Title: "Love Lost: A True Story of Passion, Murder, and Justice in Old New York"
Author: George Cooper
Length, price: 272 pages, $23 Albert Richardson, writer and correspondent for the New York Herald Tribune, was 36 years old when he died Dec. 2, 1869. His wife, the beautiful actress Abby Sage McFarland Richardson, was 35. They had married 60 hours earlier. Dying of a bullet wound, Albert had asked Abby to marry him, so that she might legally rear his three orphaned children with her own children. In "Lost Love," George Cooper discusses the events surrounding this celebrated love affair.
Using letters, court testimony and articles found in newspapers and journals, Mr. Cooper, a former professor of law at Columbia University and a Baltimore native, tells an absorbing story.
It began Nov. 25, 1869, when Daniel McFarland, Abby's former husband, shot her lover, Albert, in the stomach. The bullet would soon end his life, and begin the McFarland-Richardson trial that dominated newspaper headlines in 1869 and 1870. The trial would raise questions concerning the sanctity of marriage, the rights of women and the rights of victims, and ultimately question the fairness of the legal system. What baseball fan could begrudge the Cleveland Indians the success they seem on the verge of attaining this year? Especially after reading this affectionate and personal account by Akron Beacon Journal sports columnist Terry Pluto of the team's three-decade-plus slump.
Slump? Beginning with 1960's ill-advised trade of slugger Rocky Colavito for singles hitter Harvey Kuenn and, extending through a boating accident during spring training 1993 that left two pitchers dead and a third seriously injured, the Indians' story has been one of bad luck, bad timing, bad judgment and just plain bad baseball.
Heck, this is a team forced to trade a young Dennis Eckersley, who will probably end up in the Hall of Fame someday, because his wife had fallen in love with his best friend and teammate, Rick Manning.
Mr. Pluto, a former Sun baseball writer, has a breezy style that makes for easy reading, and his book has a poignancy no baseball fan should have trouble understanding. If nothing else, it puts any problem the Orioles may have in proper perspective.

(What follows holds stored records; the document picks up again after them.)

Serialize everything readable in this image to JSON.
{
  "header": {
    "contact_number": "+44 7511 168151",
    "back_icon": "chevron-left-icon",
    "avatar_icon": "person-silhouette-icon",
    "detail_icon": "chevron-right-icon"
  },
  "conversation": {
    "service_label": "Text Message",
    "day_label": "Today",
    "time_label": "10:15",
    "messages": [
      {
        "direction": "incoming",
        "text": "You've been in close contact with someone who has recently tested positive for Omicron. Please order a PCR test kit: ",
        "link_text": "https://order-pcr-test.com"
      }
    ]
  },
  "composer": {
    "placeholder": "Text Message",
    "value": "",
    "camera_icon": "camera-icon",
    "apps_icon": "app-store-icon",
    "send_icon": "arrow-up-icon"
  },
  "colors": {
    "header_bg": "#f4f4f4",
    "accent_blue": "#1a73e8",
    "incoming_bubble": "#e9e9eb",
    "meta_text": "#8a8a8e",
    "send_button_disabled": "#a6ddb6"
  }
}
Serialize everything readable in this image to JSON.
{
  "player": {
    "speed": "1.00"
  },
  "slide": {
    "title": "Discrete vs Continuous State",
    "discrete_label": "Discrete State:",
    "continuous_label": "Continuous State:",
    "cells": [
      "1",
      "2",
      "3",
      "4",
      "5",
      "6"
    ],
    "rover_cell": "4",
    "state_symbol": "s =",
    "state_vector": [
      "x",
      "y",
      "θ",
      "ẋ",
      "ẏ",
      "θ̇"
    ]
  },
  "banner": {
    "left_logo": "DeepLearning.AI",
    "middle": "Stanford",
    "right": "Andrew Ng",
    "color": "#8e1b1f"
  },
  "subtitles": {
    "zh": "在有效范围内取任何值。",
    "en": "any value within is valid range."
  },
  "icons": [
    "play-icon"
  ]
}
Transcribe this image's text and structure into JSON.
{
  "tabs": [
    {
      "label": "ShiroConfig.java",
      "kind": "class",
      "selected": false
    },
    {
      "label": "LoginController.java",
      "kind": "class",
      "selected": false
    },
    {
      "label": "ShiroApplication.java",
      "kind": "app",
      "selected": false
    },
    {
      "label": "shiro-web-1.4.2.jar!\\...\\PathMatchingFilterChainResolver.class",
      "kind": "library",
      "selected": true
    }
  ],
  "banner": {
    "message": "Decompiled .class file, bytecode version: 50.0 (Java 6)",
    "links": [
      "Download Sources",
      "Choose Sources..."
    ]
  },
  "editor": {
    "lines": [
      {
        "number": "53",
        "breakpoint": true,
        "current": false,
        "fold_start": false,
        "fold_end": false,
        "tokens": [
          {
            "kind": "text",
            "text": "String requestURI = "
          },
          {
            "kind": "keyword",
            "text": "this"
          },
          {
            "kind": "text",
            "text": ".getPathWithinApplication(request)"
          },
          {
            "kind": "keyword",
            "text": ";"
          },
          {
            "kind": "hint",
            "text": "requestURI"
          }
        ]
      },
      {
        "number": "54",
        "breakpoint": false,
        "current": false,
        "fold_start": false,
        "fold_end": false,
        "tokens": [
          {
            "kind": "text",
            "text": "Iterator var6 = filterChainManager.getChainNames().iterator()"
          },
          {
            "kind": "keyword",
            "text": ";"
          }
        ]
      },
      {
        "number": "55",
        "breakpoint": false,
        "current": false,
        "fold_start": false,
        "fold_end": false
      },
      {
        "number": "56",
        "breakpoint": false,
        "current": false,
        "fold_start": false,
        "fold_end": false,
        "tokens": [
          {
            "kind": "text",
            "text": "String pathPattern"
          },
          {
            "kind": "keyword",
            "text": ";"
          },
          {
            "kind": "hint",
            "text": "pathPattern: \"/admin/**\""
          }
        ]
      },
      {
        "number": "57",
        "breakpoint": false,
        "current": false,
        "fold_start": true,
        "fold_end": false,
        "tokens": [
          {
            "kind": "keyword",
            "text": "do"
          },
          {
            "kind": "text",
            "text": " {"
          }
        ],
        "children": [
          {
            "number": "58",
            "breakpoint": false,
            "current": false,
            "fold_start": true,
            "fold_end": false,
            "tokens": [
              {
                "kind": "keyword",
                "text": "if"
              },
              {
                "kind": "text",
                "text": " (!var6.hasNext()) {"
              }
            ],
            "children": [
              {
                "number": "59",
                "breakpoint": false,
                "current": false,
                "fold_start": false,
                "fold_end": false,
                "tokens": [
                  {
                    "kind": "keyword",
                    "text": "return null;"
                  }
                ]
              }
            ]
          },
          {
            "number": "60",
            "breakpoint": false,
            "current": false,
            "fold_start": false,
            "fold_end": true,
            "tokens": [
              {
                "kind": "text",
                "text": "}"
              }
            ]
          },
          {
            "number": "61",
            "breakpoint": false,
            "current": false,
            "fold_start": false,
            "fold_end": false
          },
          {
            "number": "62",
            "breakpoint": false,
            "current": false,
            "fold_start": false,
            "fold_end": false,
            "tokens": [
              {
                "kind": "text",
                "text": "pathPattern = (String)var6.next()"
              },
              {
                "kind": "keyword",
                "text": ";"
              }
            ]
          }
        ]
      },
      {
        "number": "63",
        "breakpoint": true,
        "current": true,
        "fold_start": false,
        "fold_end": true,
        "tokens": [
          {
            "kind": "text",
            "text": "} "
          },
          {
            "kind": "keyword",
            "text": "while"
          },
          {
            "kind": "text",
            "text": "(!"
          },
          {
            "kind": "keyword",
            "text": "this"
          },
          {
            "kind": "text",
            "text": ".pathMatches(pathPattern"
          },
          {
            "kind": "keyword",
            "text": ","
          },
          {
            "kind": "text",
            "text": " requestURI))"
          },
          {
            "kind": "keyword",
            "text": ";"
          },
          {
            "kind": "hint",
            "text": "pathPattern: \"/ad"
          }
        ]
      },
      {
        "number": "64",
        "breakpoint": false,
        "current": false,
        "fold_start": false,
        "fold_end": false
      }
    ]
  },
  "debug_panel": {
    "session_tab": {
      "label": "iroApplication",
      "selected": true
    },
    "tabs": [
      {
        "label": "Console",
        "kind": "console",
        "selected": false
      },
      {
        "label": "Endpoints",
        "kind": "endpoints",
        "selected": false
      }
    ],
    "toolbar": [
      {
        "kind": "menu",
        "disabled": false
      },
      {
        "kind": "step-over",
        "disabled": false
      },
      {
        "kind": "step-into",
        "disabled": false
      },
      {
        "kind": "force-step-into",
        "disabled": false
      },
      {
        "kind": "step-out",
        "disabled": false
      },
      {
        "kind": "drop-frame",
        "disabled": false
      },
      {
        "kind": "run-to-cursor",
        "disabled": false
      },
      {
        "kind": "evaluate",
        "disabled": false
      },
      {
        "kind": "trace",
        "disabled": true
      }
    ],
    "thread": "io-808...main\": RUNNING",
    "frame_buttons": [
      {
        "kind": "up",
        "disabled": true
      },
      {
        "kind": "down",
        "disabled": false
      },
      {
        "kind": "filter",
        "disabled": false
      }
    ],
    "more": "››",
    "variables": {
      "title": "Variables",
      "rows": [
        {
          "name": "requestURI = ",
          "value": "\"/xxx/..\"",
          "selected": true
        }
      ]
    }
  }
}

N Title: "Speaking of Washington: Facts, Firsts and Folklore"
Author: John L. Moore
Publisher: Congressional Quarterly
Length, price: 307 pages, $26.95
How does it work, this cumbersome government of ours? How did it evolve from a handful of brilliant, dedicated men playing it by ear to a Congress that had to create five regulatory agencies just to deal with the consequences of bank de-regulation? Or, symbolically, from a White House with no plumbing (John and Abigail, the original Adams family, used an outhouse) to an executive mansion with 32 bathrooms and a staff of 97, including five calligraphers?
In a book at once amusing and informative, John Moore, who lives in Severna Park, takes us on a quick-step tour down the boulevards and back alleys of our heritage. Along with Teapot Dome, Watergate and the folly of the PAC, we're treated to a variety of factoids we never knew or have long forgotten.
Along with the difference between civil rights and civil liberties, between Mugwumps and Whigs, there are answers to questions we never dreamed of asking: What were the White House "petticoat wars"? Which first lady was called "Lemonade Lucy" and why? Who was "His Rotundity"? Why is there still an electoral college? Finally, a timeless bon mot from Sen. Simon Cameron, R-Pa.: "An honest politician is one who, once he is bought, stays bought."